Component data from apps and pages
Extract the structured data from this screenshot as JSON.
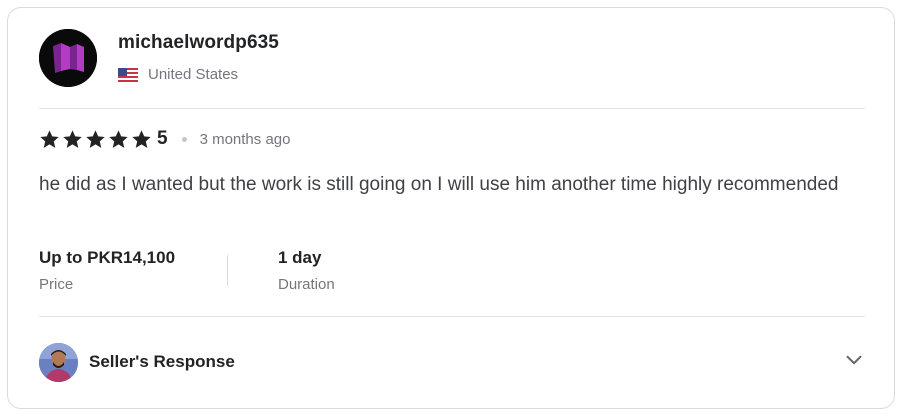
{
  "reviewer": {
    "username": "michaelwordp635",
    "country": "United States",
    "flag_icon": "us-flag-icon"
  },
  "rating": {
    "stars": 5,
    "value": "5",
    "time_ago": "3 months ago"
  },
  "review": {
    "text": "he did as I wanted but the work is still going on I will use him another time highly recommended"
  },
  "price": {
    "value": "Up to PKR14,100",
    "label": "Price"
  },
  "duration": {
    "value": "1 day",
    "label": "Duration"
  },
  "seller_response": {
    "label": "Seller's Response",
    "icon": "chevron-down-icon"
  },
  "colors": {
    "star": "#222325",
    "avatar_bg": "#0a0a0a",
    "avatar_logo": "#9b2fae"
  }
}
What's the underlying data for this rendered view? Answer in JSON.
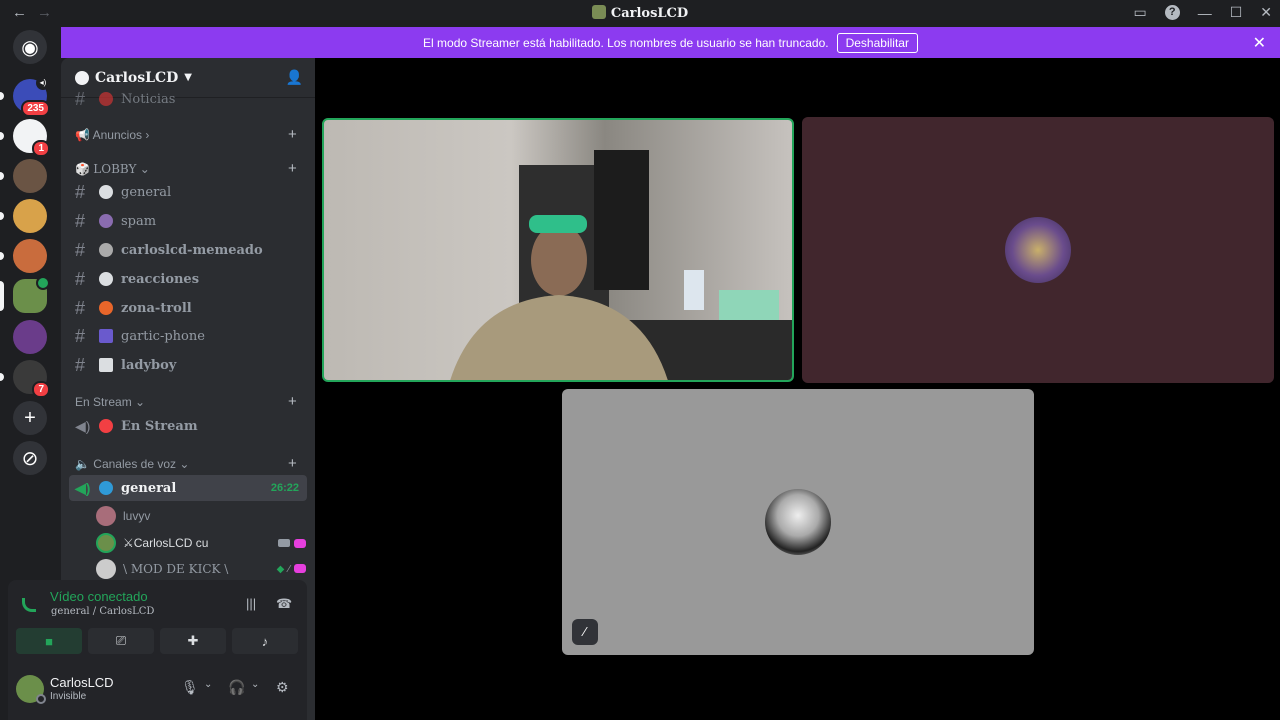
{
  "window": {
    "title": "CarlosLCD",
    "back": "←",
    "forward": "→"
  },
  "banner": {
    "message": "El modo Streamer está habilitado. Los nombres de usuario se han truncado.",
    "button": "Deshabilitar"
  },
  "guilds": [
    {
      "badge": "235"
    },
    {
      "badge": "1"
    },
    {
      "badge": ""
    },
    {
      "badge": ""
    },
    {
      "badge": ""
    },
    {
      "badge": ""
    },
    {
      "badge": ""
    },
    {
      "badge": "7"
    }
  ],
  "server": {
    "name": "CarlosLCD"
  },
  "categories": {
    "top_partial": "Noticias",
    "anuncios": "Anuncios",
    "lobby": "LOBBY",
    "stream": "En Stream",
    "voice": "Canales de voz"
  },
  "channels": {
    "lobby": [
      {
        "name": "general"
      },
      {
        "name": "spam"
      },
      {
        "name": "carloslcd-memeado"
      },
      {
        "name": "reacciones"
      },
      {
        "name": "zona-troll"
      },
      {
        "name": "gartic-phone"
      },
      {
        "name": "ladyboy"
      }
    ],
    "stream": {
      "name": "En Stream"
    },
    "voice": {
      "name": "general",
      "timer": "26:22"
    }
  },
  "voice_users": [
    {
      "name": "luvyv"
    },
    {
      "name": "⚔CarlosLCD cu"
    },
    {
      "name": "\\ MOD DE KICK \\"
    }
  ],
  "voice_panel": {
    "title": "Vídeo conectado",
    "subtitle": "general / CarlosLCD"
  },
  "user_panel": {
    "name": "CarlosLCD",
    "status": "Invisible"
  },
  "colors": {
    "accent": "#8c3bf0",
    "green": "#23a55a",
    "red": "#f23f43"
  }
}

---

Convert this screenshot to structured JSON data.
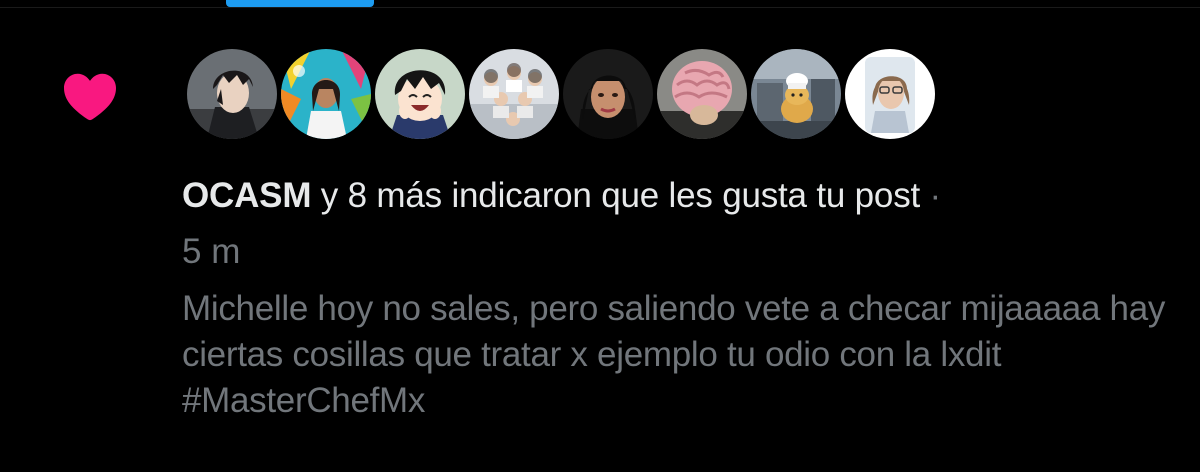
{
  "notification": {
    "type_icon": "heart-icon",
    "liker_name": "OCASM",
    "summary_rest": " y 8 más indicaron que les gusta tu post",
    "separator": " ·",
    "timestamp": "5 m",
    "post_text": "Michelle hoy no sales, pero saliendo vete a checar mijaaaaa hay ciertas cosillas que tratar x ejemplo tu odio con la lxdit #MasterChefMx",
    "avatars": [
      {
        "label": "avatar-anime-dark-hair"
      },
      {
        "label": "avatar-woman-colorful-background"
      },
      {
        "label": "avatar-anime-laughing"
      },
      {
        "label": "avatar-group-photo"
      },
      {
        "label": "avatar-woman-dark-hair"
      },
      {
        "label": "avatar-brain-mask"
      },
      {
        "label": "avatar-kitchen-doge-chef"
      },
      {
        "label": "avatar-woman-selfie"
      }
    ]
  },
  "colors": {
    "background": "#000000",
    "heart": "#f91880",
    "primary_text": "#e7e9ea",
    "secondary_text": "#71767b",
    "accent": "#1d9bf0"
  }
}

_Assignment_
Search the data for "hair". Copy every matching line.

_Output of the task_
        "label": "avatar-anime-dark-hair"
        "label": "avatar-woman-dark-hair"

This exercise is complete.